Matt Potter 6 a.m., July 29
Latest Sunset of the Year
Low tides, June bugs, agaves, latest sunset of the year.
Early July's extreme low tides are for early risers only! Check out the local tidepool life without hordes of other people around. Wednesday, July 2 features a minus 1.7-foot tide at 3:39 a.m. Thursday, July 3 brings a minus 1.8-foot tide at 4:24 a.m. Wake up extra-early on the July 4 holiday to catch the minus 1.6-foot tide at 5:08 a.m. Perhaps even better, roll out of bed early enough on Saturday, July 5 to catch the minus 1.3-foot tide at 5:50 a.m.
June bugs are emerging as summer's warmth is finally upon us. The green June beetle, only one of some 300 species of scarab beetles found in Southern California, flashes a metallic green underbelly as its buzzes about erratically. The mature scarabs flying about have spent at least a year underground in larval form munching at the roots of lawns or your favorite ornamental plants.

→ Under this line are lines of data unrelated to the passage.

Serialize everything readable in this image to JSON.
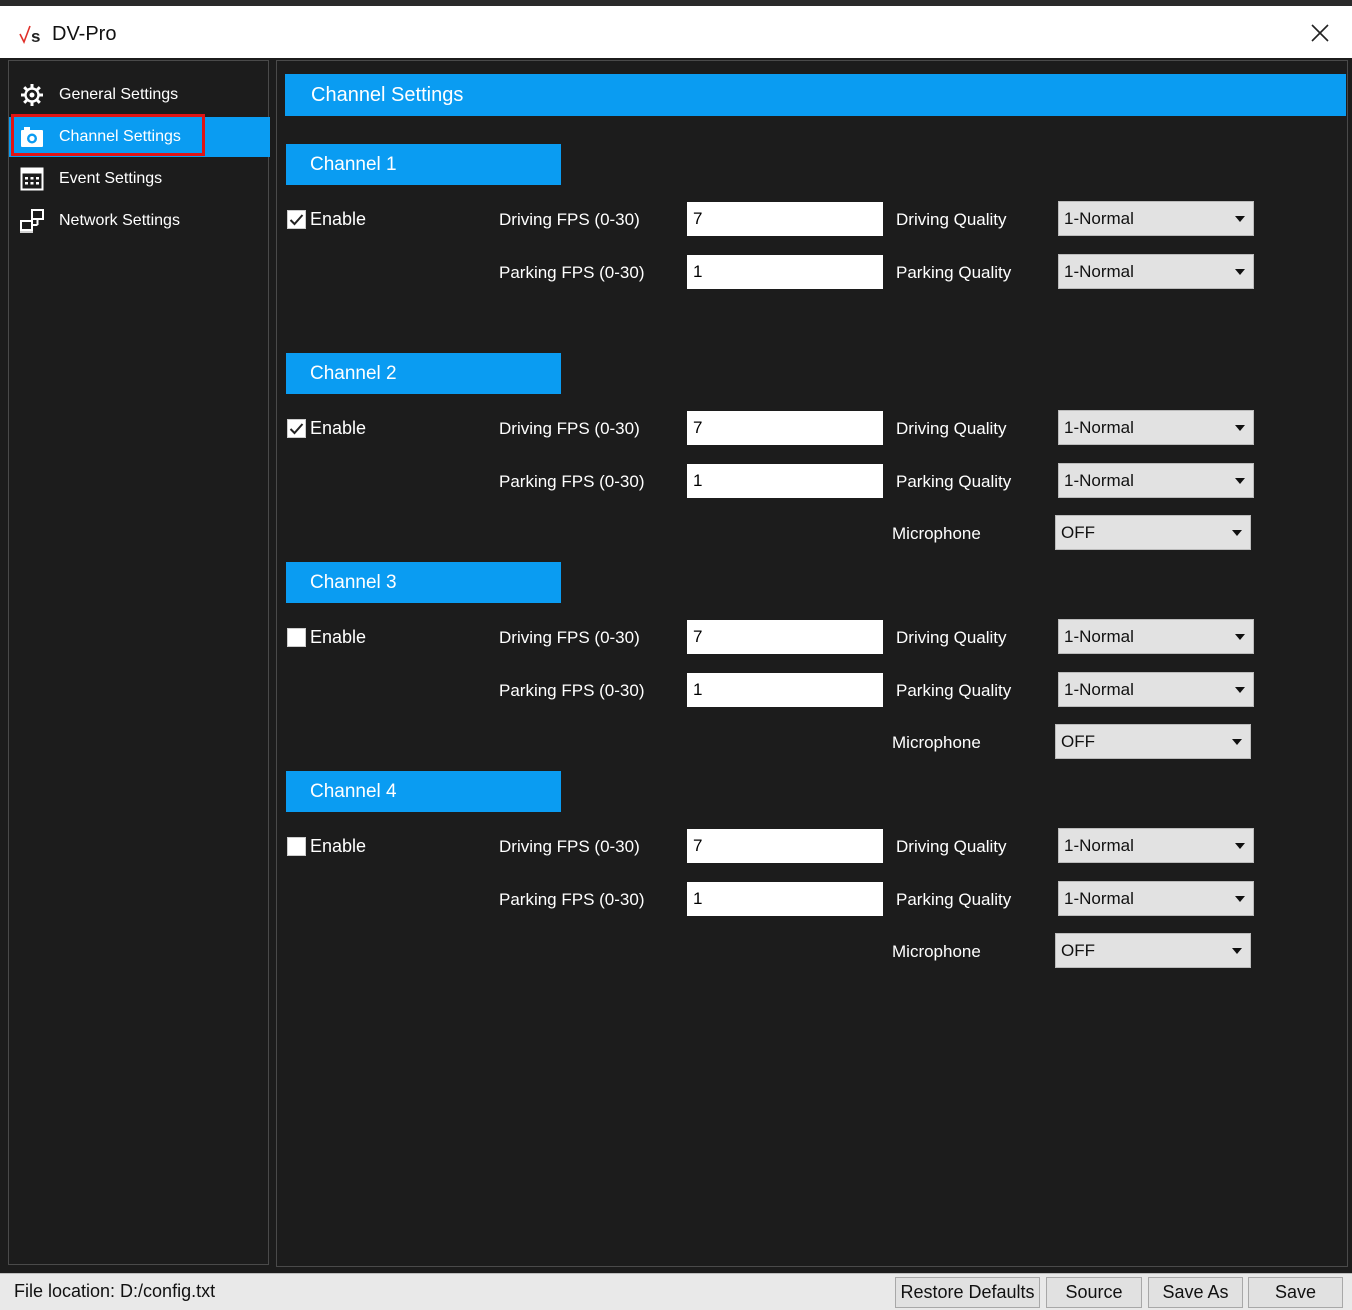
{
  "window": {
    "title": "DV-Pro"
  },
  "sidebar": {
    "items": [
      {
        "label": "General Settings"
      },
      {
        "label": "Channel Settings"
      },
      {
        "label": "Event Settings"
      },
      {
        "label": "Network Settings"
      }
    ]
  },
  "main": {
    "header": "Channel Settings",
    "channels": [
      {
        "title": "Channel 1",
        "enable_label": "Enable",
        "enabled": true,
        "driving_fps_label": "Driving  FPS (0-30)",
        "driving_fps": "7",
        "parking_fps_label": "Parking FPS (0-30)",
        "parking_fps": "1",
        "driving_quality_label": "Driving Quality",
        "driving_quality": "1-Normal",
        "parking_quality_label": "Parking Quality",
        "parking_quality": "1-Normal"
      },
      {
        "title": "Channel 2",
        "enable_label": "Enable",
        "enabled": true,
        "driving_fps_label": "Driving  FPS (0-30)",
        "driving_fps": "7",
        "parking_fps_label": "Parking FPS (0-30)",
        "parking_fps": "1",
        "driving_quality_label": "Driving Quality",
        "driving_quality": "1-Normal",
        "parking_quality_label": "Parking Quality",
        "parking_quality": "1-Normal",
        "microphone_label": "Microphone",
        "microphone": "OFF"
      },
      {
        "title": "Channel 3",
        "enable_label": "Enable",
        "enabled": false,
        "driving_fps_label": "Driving  FPS (0-30)",
        "driving_fps": "7",
        "parking_fps_label": "Parking FPS (0-30)",
        "parking_fps": "1",
        "driving_quality_label": "Driving Quality",
        "driving_quality": "1-Normal",
        "parking_quality_label": "Parking Quality",
        "parking_quality": "1-Normal",
        "microphone_label": "Microphone",
        "microphone": "OFF"
      },
      {
        "title": "Channel 4",
        "enable_label": "Enable",
        "enabled": false,
        "driving_fps_label": "Driving  FPS (0-30)",
        "driving_fps": "7",
        "parking_fps_label": "Parking FPS (0-30)",
        "parking_fps": "1",
        "driving_quality_label": "Driving Quality",
        "driving_quality": "1-Normal",
        "parking_quality_label": "Parking Quality",
        "parking_quality": "1-Normal",
        "microphone_label": "Microphone",
        "microphone": "OFF"
      }
    ]
  },
  "statusbar": {
    "file_location": "File location: D:/config.txt",
    "buttons": {
      "restore_defaults": "Restore Defaults",
      "source": "Source",
      "save_as": "Save As",
      "save": "Save"
    }
  },
  "colors": {
    "accent": "#0a9cf2",
    "background": "#1c1c1c",
    "highlight_border": "#e01414"
  }
}
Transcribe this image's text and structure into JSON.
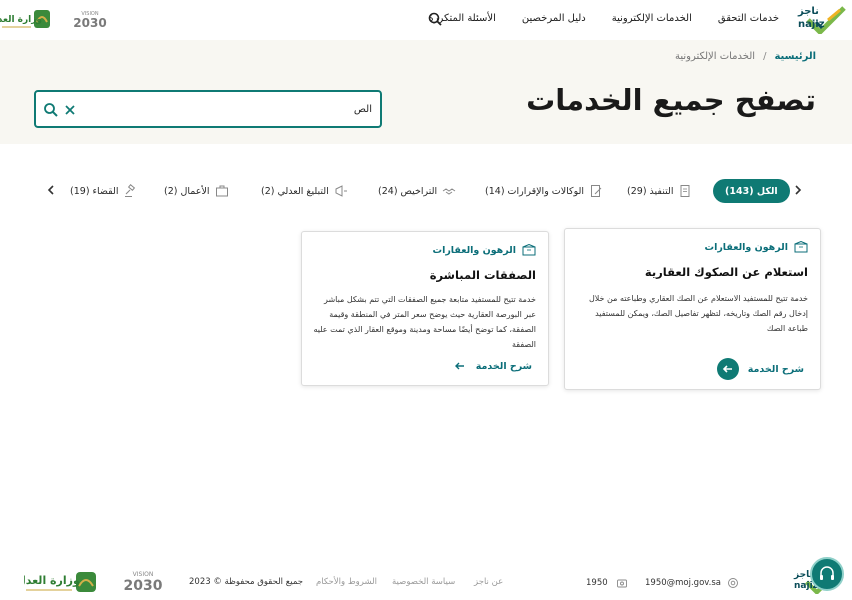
{
  "brand": {
    "name_ar": "ناجز",
    "name_en": "najiz"
  },
  "nav": {
    "items": [
      {
        "label": "خدمات التحقق"
      },
      {
        "label": "الخدمات الإلكترونية"
      },
      {
        "label": "دليل المرخصين"
      },
      {
        "label": "الأسئلة المتكررة"
      }
    ]
  },
  "moj_logo": {
    "text": "وزارة العدل",
    "sub": "MINISTRY OF JUSTICE"
  },
  "vision": {
    "text": "VISION 2030",
    "year": "2030",
    "sub": "رؤيـة"
  },
  "breadcrumb": {
    "home": "الرئيسية",
    "separator": "/",
    "current": "الخدمات الإلكترونية"
  },
  "page_title": "تصفح جميع الخدمات",
  "search": {
    "value": "الص",
    "placeholder": ""
  },
  "tabs": [
    {
      "label": "الكل (143)",
      "active": true,
      "icon": "none"
    },
    {
      "label": "التنفيذ (29)",
      "icon": "document-icon"
    },
    {
      "label": "الوكالات والإقرارات (14)",
      "icon": "file-signature-icon"
    },
    {
      "label": "التراخيص (24)",
      "icon": "handshake-icon"
    },
    {
      "label": "التبليغ العدلي (2)",
      "icon": "megaphone-icon"
    },
    {
      "label": "الأعمال (2)",
      "icon": "briefcase-icon"
    },
    {
      "label": "القضاء (19)",
      "icon": "gavel-icon"
    }
  ],
  "cards": [
    {
      "category": "الرهون والعقارات",
      "title": "استعلام عن الصكوك العقارية",
      "description": "خدمة تتيح للمستفيد الاستعلام عن الصك العقاري وطباعته من خلال إدخال رقم الصك وتاريخه، لتظهر تفاصيل الصك، ويمكن للمستفيد طباعة الصك",
      "link_label": "شرح الخدمة"
    },
    {
      "category": "الرهون والعقارات",
      "title": "الصفقات المباشرة",
      "description": "خدمة تتيح للمستفيد متابعة جميع الصفقات التي تتم بشكل مباشر عبر البورصة العقارية حيث يوضح سعر المتر في المنطقة وقيمة الصفقة، كما توضح أيضًا مساحة ومدينة وموقع العقار الذي تمت عليه الصفقة",
      "link_label": "شرح الخدمة"
    }
  ],
  "footer": {
    "email": "1950@moj.gov.sa",
    "phone": "1950",
    "links": [
      {
        "label": "عن ناجز"
      },
      {
        "label": "سياسة الخصوصية"
      },
      {
        "label": "الشروط والأحكام"
      }
    ],
    "copyright": "جميع الحقوق محفوظة © 2023"
  },
  "colors": {
    "primary": "#0f7a74",
    "accent_green": "#7bb84a",
    "hero_bg": "#f8f7f2",
    "dark": "#0b4d59"
  }
}
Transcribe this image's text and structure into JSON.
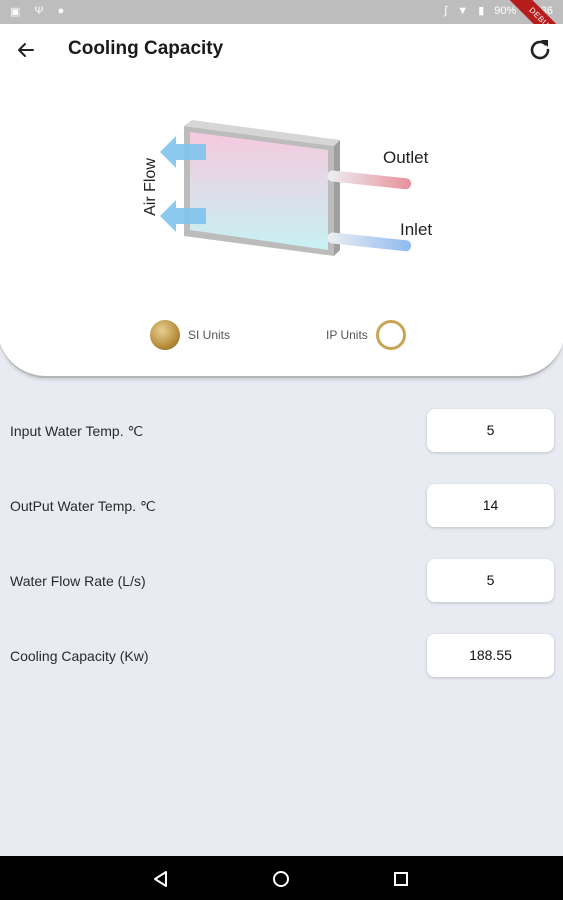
{
  "status_bar": {
    "battery": "90%",
    "time": "11:36",
    "debug_label": "DEBUG"
  },
  "app_bar": {
    "title": "Cooling Capacity"
  },
  "diagram": {
    "outlet_label": "Outlet",
    "inlet_label": "Inlet",
    "airflow_label": "Air Flow"
  },
  "units": {
    "si_label": "SI Units",
    "ip_label": "IP Units",
    "selected": "SI Units"
  },
  "fields": [
    {
      "label": "Input Water Temp. ℃",
      "value": "5"
    },
    {
      "label": "OutPut Water Temp. ℃",
      "value": "14"
    },
    {
      "label": "Water Flow Rate (L/s)",
      "value": "5"
    },
    {
      "label": "Cooling Capacity (Kw)",
      "value": "188.55"
    }
  ],
  "colors": {
    "accent_gold": "#c8a556",
    "background": "#e8ebf2",
    "card": "#ffffff"
  }
}
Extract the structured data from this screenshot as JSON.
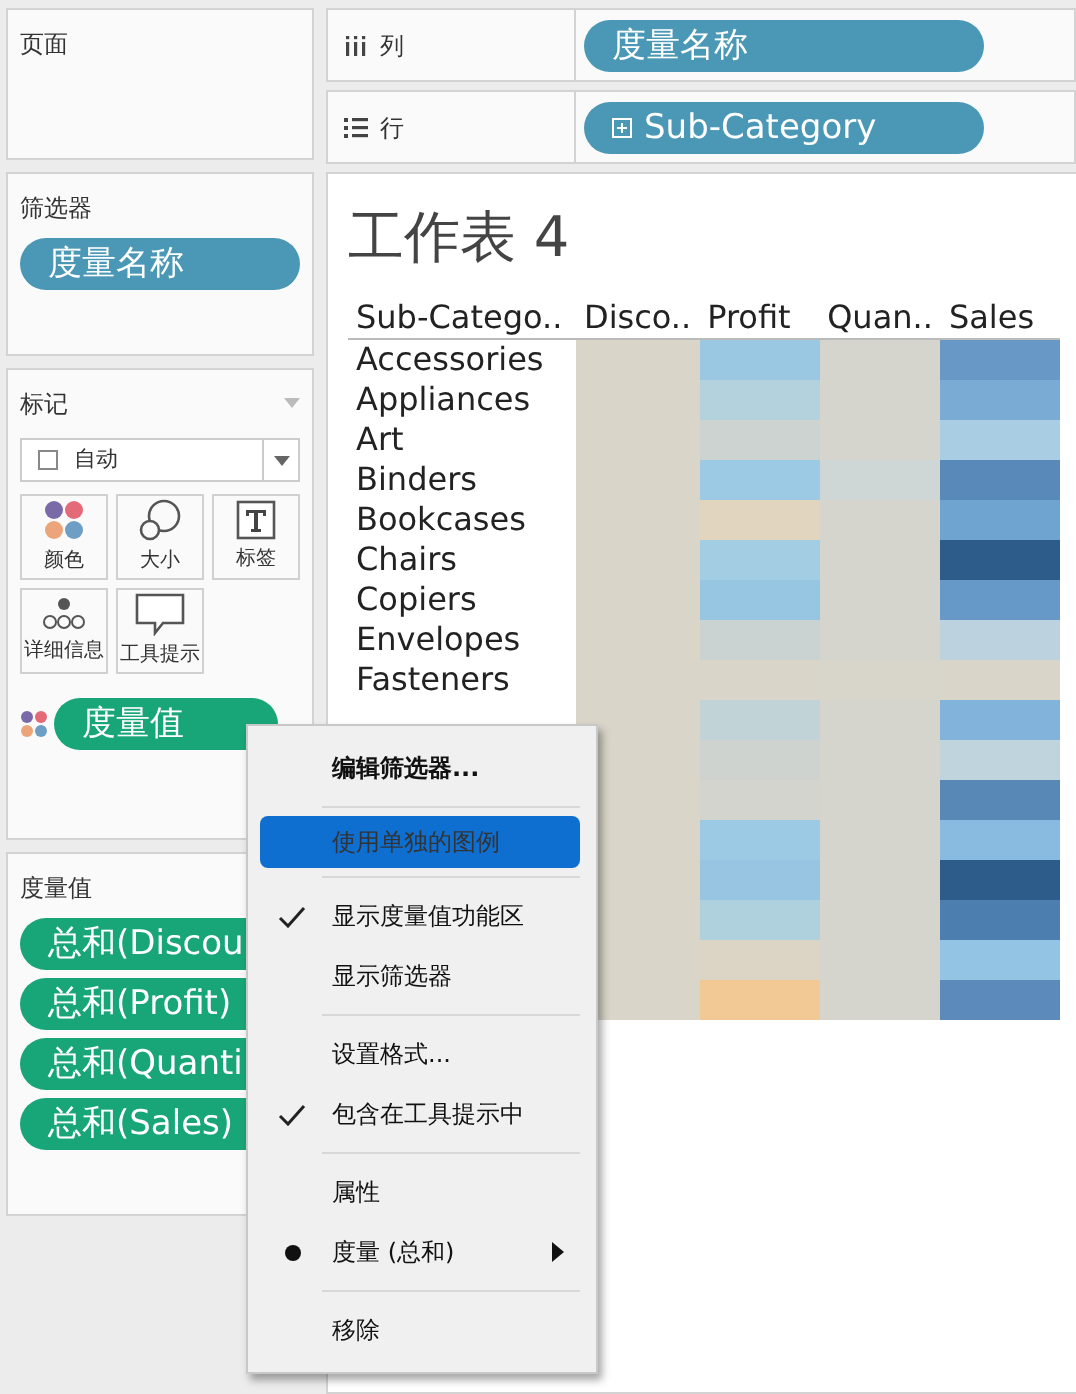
{
  "pages_panel": {
    "title": "页面"
  },
  "columns_shelf": {
    "label": "列",
    "pills": [
      {
        "label": "度量名称",
        "expandable": false
      }
    ]
  },
  "rows_shelf": {
    "label": "行",
    "pills": [
      {
        "label": "Sub-Category",
        "expandable": true
      }
    ]
  },
  "filters_panel": {
    "title": "筛选器",
    "pills": [
      {
        "label": "度量名称"
      }
    ]
  },
  "marks_panel": {
    "title": "标记",
    "mark_type": "自动",
    "buttons": [
      {
        "label": "颜色",
        "kind": "color"
      },
      {
        "label": "大小",
        "kind": "size"
      },
      {
        "label": "标签",
        "kind": "label"
      },
      {
        "label": "详细信息",
        "kind": "detail"
      },
      {
        "label": "工具提示",
        "kind": "tooltip"
      }
    ],
    "fields": [
      {
        "label": "度量值",
        "kind": "color"
      }
    ]
  },
  "measure_values_panel": {
    "title": "度量值",
    "pills": [
      {
        "label": "总和(Discou"
      },
      {
        "label": "总和(Profit)"
      },
      {
        "label": "总和(Quanti"
      },
      {
        "label": "总和(Sales)"
      }
    ]
  },
  "worksheet": {
    "title": "工作表 4",
    "columns": [
      "Sub-Catego..",
      "Disco..",
      "Profit",
      "Quan..",
      "Sales"
    ],
    "rows": [
      {
        "label": "Accessories",
        "cells": [
          {
            "color": "#d9d5c9"
          },
          {
            "color": "#9ac8e3"
          },
          {
            "color": "#d6d5cd"
          },
          {
            "color": "#6798c6"
          }
        ]
      },
      {
        "label": "Appliances",
        "cells": [
          {
            "color": "#d9d5c9"
          },
          {
            "color": "#b4d2dd"
          },
          {
            "color": "#d6d5cd"
          },
          {
            "color": "#7aabd4"
          }
        ]
      },
      {
        "label": "Art",
        "cells": [
          {
            "color": "#d9d5c9"
          },
          {
            "color": "#cdd3d1"
          },
          {
            "color": "#d6d5cd"
          },
          {
            "color": "#a9cee4"
          }
        ]
      },
      {
        "label": "Binders",
        "cells": [
          {
            "color": "#d9d5c9"
          },
          {
            "color": "#9ccae4"
          },
          {
            "color": "#cfd6d6"
          },
          {
            "color": "#5889b8"
          }
        ]
      },
      {
        "label": "Bookcases",
        "cells": [
          {
            "color": "#d9d5c9"
          },
          {
            "color": "#e2d5c0"
          },
          {
            "color": "#d6d5cd"
          },
          {
            "color": "#6fa4d0"
          }
        ]
      },
      {
        "label": "Chairs",
        "cells": [
          {
            "color": "#d9d5c9"
          },
          {
            "color": "#a3cde2"
          },
          {
            "color": "#d6d5cd"
          },
          {
            "color": "#2e5c8a"
          }
        ]
      },
      {
        "label": "Copiers",
        "cells": [
          {
            "color": "#d9d5c9"
          },
          {
            "color": "#97c6e2"
          },
          {
            "color": "#d6d5cd"
          },
          {
            "color": "#6698c8"
          }
        ]
      },
      {
        "label": "Envelopes",
        "cells": [
          {
            "color": "#d9d5c9"
          },
          {
            "color": "#cbd3d2"
          },
          {
            "color": "#d6d5cd"
          },
          {
            "color": "#bcd3df"
          }
        ]
      },
      {
        "label": "Fasteners",
        "cells": [
          {
            "color": "#d9d5c9"
          },
          {
            "color": "#d9d5c9"
          },
          {
            "color": "#d8d5cb"
          },
          {
            "color": "#d9d5c9"
          }
        ]
      },
      {
        "cells": [
          {
            "color": "#d9d5c9"
          },
          {
            "color": "#c2d3d8"
          },
          {
            "color": "#d6d5cd"
          },
          {
            "color": "#82b3da"
          }
        ]
      },
      {
        "cells": [
          {
            "color": "#d9d5c9"
          },
          {
            "color": "#cfd3cf"
          },
          {
            "color": "#d6d5cd"
          },
          {
            "color": "#c0d4dd"
          }
        ]
      },
      {
        "cells": [
          {
            "color": "#d9d5c9"
          },
          {
            "color": "#d3d4cd"
          },
          {
            "color": "#d6d5cd"
          },
          {
            "color": "#5888b6"
          }
        ]
      },
      {
        "cells": [
          {
            "color": "#d9d5c9"
          },
          {
            "color": "#9cc9e4"
          },
          {
            "color": "#d6d5cd"
          },
          {
            "color": "#89badf"
          }
        ]
      },
      {
        "cells": [
          {
            "color": "#d9d5c9"
          },
          {
            "color": "#98c6e2"
          },
          {
            "color": "#d6d5cd"
          },
          {
            "color": "#2e5c8a"
          }
        ]
      },
      {
        "cells": [
          {
            "color": "#d9d5c9"
          },
          {
            "color": "#afd0dd"
          },
          {
            "color": "#d6d5cd"
          },
          {
            "color": "#4d7eb0"
          }
        ]
      },
      {
        "cells": [
          {
            "color": "#d9d5c9"
          },
          {
            "color": "#dcd5c6"
          },
          {
            "color": "#d6d5cd"
          },
          {
            "color": "#94c4e3"
          }
        ]
      },
      {
        "cells": [
          {
            "color": "#d9d5c9"
          },
          {
            "color": "#f2c994"
          },
          {
            "color": "#d6d5cd"
          },
          {
            "color": "#5b8abb"
          }
        ]
      }
    ]
  },
  "context_menu": {
    "items": [
      {
        "kind": "item",
        "label": "编辑筛选器...",
        "default": true,
        "selected": false,
        "checked": false,
        "bullet": false,
        "submenu": false
      },
      {
        "kind": "separator"
      },
      {
        "kind": "item",
        "label": "使用单独的图例",
        "default": false,
        "selected": true,
        "checked": false,
        "bullet": false,
        "submenu": false
      },
      {
        "kind": "separator"
      },
      {
        "kind": "item",
        "label": "显示度量值功能区",
        "default": false,
        "selected": false,
        "checked": true,
        "bullet": false,
        "submenu": false
      },
      {
        "kind": "item",
        "label": "显示筛选器",
        "default": false,
        "selected": false,
        "checked": false,
        "bullet": false,
        "submenu": false
      },
      {
        "kind": "separator"
      },
      {
        "kind": "item",
        "label": "设置格式...",
        "default": false,
        "selected": false,
        "checked": false,
        "bullet": false,
        "submenu": false
      },
      {
        "kind": "item",
        "label": "包含在工具提示中",
        "default": false,
        "selected": false,
        "checked": true,
        "bullet": false,
        "submenu": false
      },
      {
        "kind": "separator"
      },
      {
        "kind": "item",
        "label": "属性",
        "default": false,
        "selected": false,
        "checked": false,
        "bullet": false,
        "submenu": false
      },
      {
        "kind": "item",
        "label": "度量 (总和)",
        "default": false,
        "selected": false,
        "checked": false,
        "bullet": true,
        "submenu": true
      },
      {
        "kind": "separator"
      },
      {
        "kind": "item",
        "label": "移除",
        "default": false,
        "selected": false,
        "checked": false,
        "bullet": false,
        "submenu": false
      }
    ]
  }
}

Agaves, (a.k.a. century plants), are coming into bloom in many summer gardens this month. After a decade or more (not a century) of growth, the larger kinds of agave send up a tall, yellow-blossomed flower stalk from a base of fleshy, succulent, thorn-tipped leaves. The stalk and basal leaves die, but suckers make new plants and begin the cycle anew.
Latest sunset of the year, 8 p.m. Pacific Daylight Time in San Diego, occurs Friday, June 27 -- one week after the summer solstice (our longest day). From now until late July there will be little change in the time of sunset, even though the total length of daylight will steadily shorten.